(Collection entries)
^^^^^^^^

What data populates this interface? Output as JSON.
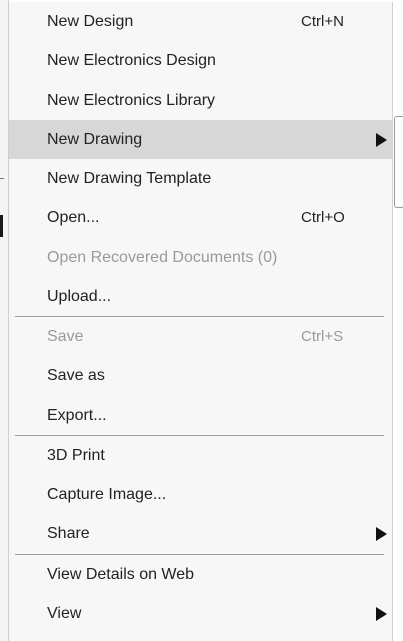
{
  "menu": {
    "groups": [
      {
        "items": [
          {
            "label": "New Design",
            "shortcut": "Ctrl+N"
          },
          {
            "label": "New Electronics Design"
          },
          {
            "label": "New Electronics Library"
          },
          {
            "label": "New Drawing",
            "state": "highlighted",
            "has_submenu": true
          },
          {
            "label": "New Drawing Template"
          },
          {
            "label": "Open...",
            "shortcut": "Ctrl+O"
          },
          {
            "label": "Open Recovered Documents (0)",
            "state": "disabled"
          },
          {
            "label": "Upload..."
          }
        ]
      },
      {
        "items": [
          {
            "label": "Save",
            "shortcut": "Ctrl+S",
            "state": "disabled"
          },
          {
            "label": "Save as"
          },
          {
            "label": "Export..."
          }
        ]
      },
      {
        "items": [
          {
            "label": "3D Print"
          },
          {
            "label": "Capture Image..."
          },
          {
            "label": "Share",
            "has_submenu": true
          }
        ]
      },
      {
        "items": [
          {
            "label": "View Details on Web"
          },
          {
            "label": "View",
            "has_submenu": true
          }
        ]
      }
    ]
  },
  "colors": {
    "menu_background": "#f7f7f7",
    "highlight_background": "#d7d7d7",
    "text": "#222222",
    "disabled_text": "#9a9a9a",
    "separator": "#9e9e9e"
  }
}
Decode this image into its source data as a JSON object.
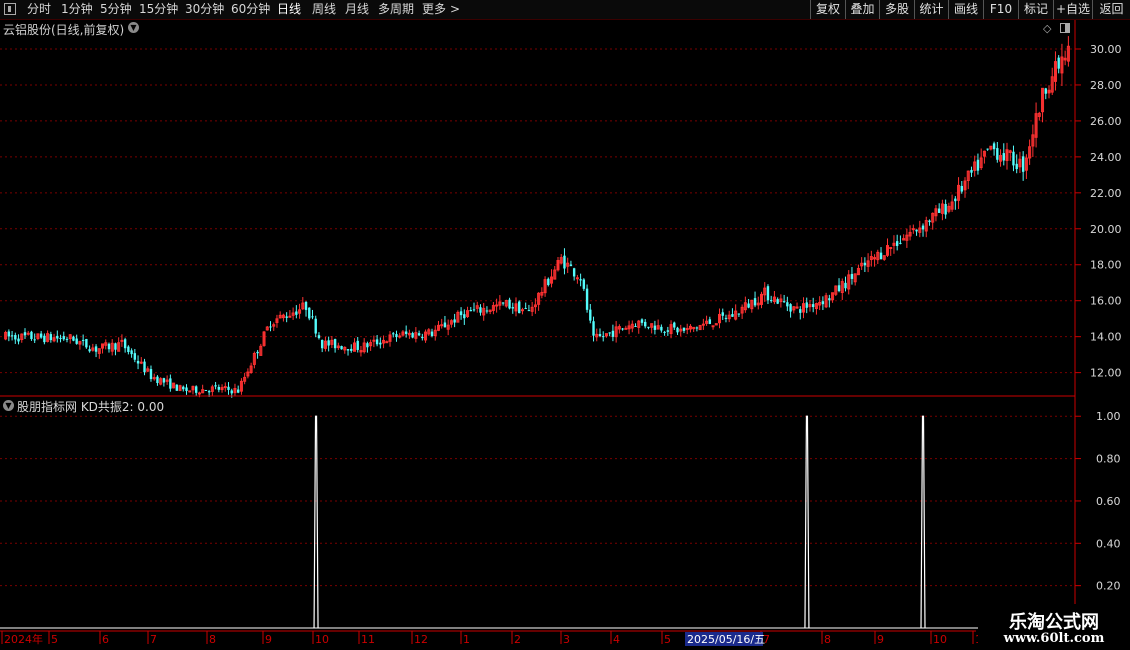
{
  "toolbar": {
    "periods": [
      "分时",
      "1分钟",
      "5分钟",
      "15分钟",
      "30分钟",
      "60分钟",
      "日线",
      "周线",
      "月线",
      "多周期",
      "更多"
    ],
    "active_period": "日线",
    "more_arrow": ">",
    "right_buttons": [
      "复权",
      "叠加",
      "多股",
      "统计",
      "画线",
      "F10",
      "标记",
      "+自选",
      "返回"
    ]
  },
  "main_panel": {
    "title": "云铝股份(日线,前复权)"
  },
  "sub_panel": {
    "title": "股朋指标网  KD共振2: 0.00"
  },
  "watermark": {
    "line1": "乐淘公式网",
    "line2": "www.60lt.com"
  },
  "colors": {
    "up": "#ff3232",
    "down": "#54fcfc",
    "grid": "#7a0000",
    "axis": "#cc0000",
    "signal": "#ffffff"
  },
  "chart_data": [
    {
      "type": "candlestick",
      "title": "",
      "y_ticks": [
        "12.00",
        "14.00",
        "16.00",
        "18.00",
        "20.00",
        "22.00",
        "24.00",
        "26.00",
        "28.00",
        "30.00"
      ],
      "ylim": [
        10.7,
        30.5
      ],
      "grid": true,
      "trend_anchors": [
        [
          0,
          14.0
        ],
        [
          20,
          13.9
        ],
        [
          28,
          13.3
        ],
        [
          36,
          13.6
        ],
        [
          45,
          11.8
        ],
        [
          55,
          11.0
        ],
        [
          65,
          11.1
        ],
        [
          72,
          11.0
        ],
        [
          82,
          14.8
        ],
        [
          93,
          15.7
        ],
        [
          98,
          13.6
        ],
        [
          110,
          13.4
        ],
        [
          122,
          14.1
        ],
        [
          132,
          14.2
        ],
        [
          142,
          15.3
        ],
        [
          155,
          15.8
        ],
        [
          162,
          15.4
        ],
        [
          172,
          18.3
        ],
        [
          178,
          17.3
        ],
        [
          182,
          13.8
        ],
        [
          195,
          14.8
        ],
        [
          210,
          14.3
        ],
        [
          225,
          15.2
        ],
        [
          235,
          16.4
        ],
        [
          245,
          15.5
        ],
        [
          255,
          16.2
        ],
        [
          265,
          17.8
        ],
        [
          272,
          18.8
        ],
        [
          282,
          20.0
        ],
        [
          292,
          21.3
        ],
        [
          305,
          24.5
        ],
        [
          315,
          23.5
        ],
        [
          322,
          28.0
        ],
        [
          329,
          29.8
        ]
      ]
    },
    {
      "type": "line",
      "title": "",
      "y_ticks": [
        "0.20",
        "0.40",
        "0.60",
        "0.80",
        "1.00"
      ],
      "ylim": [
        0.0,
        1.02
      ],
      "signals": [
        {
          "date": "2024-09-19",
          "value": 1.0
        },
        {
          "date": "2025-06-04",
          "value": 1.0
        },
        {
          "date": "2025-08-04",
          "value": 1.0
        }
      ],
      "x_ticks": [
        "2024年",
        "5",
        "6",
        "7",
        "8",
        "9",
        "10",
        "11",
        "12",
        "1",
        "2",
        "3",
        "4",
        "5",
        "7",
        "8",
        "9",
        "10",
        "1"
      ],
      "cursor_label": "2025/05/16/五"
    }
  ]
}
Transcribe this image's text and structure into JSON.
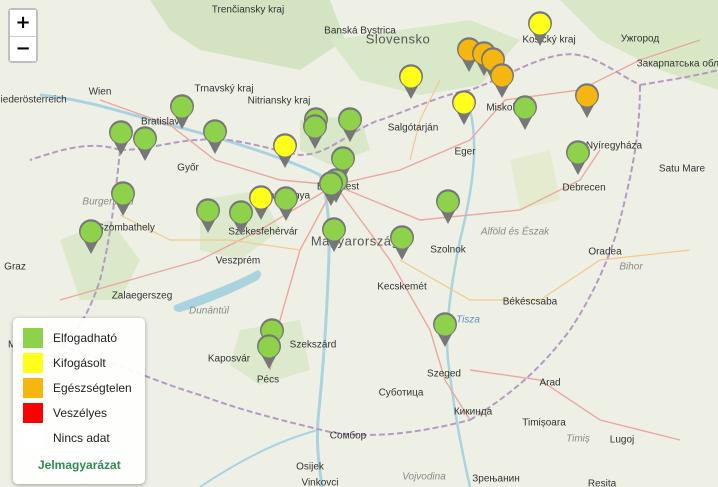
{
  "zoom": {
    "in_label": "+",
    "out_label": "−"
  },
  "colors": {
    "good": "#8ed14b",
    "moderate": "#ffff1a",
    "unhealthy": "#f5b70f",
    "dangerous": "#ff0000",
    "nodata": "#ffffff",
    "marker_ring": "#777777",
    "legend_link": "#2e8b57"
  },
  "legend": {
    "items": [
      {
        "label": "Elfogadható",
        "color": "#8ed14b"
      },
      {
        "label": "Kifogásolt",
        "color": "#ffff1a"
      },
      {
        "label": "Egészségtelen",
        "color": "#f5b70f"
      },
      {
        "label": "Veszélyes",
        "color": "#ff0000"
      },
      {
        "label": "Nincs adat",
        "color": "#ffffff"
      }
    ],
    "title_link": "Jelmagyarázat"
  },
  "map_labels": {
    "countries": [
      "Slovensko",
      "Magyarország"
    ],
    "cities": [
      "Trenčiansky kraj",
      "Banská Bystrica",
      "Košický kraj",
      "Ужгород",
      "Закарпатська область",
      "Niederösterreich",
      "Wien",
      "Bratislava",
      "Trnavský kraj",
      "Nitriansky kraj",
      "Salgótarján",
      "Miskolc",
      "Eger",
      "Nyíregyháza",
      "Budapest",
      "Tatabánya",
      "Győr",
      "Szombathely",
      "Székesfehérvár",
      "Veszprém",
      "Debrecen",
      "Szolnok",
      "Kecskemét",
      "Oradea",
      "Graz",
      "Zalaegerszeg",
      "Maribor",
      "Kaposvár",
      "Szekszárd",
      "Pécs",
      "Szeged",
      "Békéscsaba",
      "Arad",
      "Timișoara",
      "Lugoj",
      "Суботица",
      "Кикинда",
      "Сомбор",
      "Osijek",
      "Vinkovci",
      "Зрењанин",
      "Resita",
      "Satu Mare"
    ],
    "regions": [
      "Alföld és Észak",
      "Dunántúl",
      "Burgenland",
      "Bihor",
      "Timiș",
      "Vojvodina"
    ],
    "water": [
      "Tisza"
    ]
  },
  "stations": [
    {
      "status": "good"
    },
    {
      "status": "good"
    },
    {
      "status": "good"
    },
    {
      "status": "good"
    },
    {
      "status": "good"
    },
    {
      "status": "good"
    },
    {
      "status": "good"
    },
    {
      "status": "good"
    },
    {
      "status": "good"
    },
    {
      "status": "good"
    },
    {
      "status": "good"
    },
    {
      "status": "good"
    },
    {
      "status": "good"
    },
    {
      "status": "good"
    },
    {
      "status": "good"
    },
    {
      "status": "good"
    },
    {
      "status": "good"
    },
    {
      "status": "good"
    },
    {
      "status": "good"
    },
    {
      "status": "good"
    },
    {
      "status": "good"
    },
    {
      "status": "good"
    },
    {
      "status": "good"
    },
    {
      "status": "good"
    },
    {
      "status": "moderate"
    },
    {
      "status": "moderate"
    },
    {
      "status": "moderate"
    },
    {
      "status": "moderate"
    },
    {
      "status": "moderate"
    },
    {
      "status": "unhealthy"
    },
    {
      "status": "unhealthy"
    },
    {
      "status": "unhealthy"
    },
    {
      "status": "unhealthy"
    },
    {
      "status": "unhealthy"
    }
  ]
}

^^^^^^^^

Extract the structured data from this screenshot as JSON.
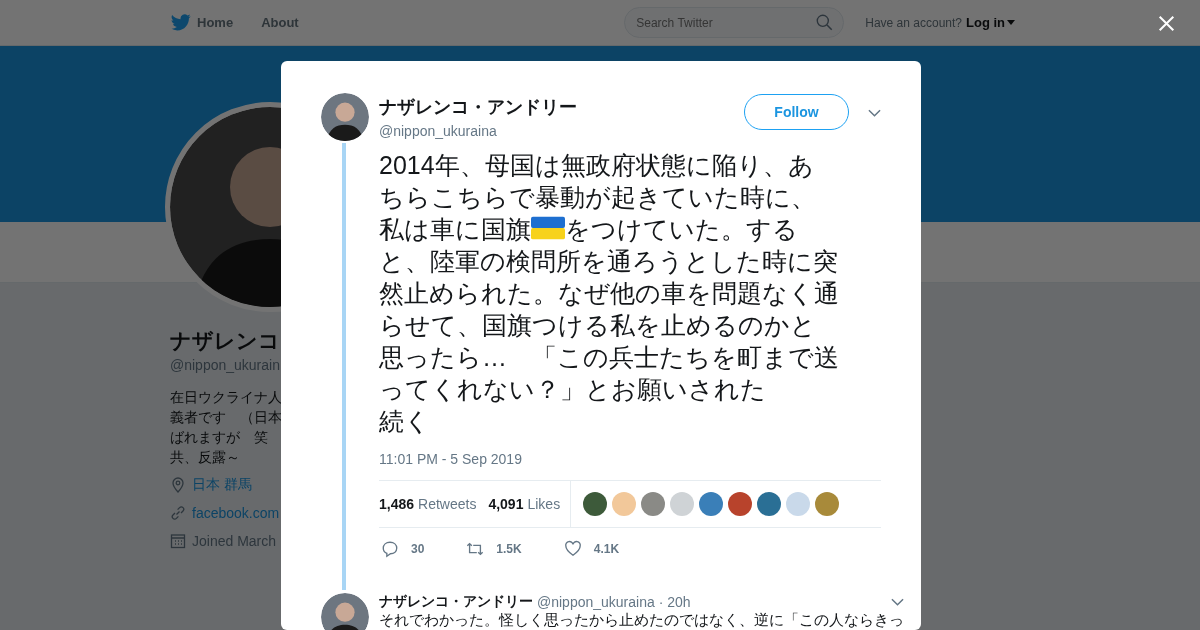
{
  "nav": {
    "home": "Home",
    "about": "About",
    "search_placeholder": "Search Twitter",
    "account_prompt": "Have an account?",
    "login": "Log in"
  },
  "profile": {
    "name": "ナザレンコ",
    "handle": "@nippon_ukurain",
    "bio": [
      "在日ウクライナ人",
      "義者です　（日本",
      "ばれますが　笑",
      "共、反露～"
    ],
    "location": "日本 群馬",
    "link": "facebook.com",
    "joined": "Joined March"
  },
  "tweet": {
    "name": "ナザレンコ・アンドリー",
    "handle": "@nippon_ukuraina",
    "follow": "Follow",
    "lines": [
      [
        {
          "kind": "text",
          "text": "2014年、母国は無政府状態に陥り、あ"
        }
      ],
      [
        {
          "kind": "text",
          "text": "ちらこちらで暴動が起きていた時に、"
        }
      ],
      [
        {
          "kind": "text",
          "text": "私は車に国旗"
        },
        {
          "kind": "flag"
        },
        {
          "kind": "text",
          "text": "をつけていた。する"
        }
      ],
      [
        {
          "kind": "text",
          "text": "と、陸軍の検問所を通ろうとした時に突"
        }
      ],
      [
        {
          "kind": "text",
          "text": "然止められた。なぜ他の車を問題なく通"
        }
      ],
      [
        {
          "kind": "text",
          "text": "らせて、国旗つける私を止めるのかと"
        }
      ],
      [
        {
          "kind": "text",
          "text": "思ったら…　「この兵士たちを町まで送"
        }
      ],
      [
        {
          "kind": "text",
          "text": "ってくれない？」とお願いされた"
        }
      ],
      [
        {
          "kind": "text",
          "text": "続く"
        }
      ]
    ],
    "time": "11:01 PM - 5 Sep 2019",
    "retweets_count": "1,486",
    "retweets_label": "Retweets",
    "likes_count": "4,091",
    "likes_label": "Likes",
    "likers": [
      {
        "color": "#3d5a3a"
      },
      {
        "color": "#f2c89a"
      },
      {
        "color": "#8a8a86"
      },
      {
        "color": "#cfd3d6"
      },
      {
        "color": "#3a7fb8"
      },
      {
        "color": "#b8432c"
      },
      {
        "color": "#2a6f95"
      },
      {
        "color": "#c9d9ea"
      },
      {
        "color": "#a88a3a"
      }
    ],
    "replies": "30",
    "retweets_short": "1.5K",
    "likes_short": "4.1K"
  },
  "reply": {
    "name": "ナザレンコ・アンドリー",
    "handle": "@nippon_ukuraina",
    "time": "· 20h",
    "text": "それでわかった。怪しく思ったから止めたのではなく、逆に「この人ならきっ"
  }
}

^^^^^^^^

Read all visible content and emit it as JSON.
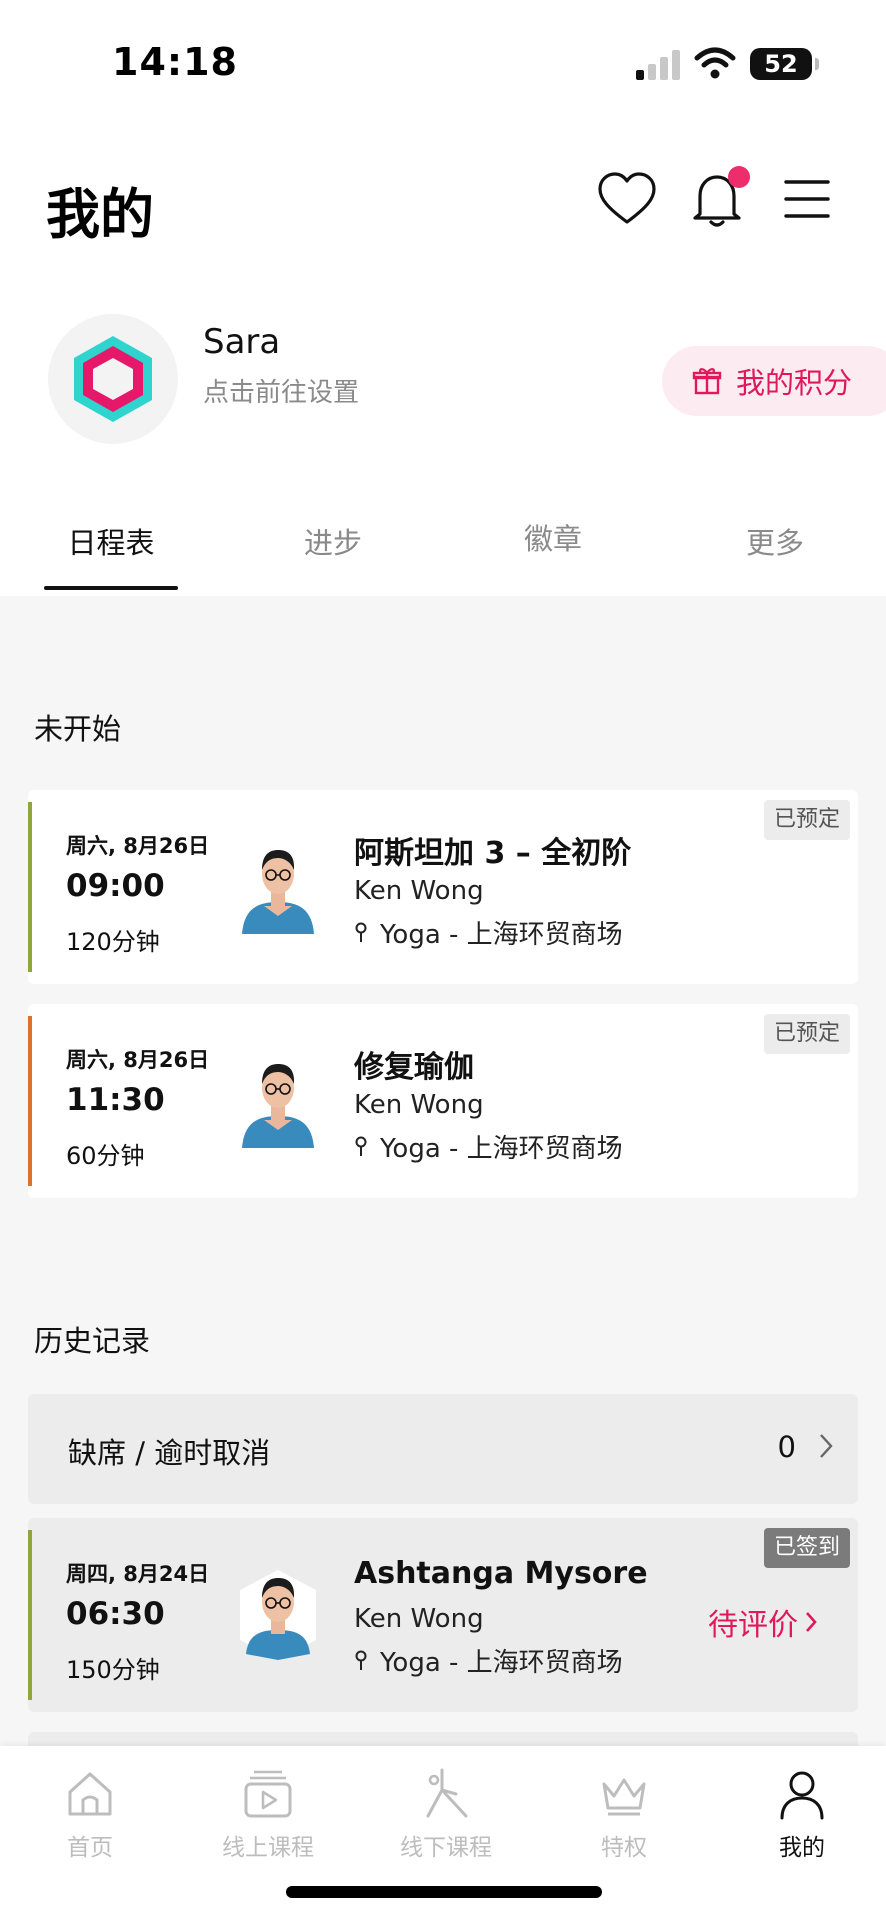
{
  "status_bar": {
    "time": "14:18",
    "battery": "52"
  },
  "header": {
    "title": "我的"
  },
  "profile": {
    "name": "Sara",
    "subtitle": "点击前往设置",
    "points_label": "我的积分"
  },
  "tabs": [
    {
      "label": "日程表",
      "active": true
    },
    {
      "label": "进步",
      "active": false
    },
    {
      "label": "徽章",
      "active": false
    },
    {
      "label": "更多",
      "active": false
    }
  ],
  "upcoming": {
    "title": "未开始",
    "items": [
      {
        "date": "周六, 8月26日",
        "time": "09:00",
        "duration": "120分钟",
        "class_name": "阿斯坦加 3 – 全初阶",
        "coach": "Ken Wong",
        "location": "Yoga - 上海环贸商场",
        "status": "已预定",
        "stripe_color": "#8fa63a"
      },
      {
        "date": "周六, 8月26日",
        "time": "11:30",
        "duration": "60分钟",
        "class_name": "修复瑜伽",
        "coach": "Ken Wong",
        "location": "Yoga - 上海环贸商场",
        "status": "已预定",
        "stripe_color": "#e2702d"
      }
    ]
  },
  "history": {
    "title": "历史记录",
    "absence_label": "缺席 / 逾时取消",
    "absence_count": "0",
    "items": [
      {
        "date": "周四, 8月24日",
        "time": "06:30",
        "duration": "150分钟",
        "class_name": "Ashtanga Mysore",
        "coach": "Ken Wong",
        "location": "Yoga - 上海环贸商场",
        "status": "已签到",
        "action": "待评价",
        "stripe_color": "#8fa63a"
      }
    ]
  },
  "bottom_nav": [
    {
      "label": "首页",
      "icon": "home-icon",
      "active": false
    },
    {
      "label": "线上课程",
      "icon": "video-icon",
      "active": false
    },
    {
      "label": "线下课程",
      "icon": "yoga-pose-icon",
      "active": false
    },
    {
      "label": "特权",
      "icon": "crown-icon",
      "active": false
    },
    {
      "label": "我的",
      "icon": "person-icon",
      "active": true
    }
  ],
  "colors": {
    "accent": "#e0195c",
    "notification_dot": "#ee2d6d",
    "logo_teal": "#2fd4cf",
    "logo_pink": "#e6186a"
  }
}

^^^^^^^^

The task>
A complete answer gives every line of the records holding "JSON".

Response to the task>
What data populates this interface? Output as JSON.
Decode this image into its source data as a JSON object.
Transcribe this image's text and structure into JSON.
Extract the structured data from this screenshot as JSON.
Read all visible content and emit it as JSON.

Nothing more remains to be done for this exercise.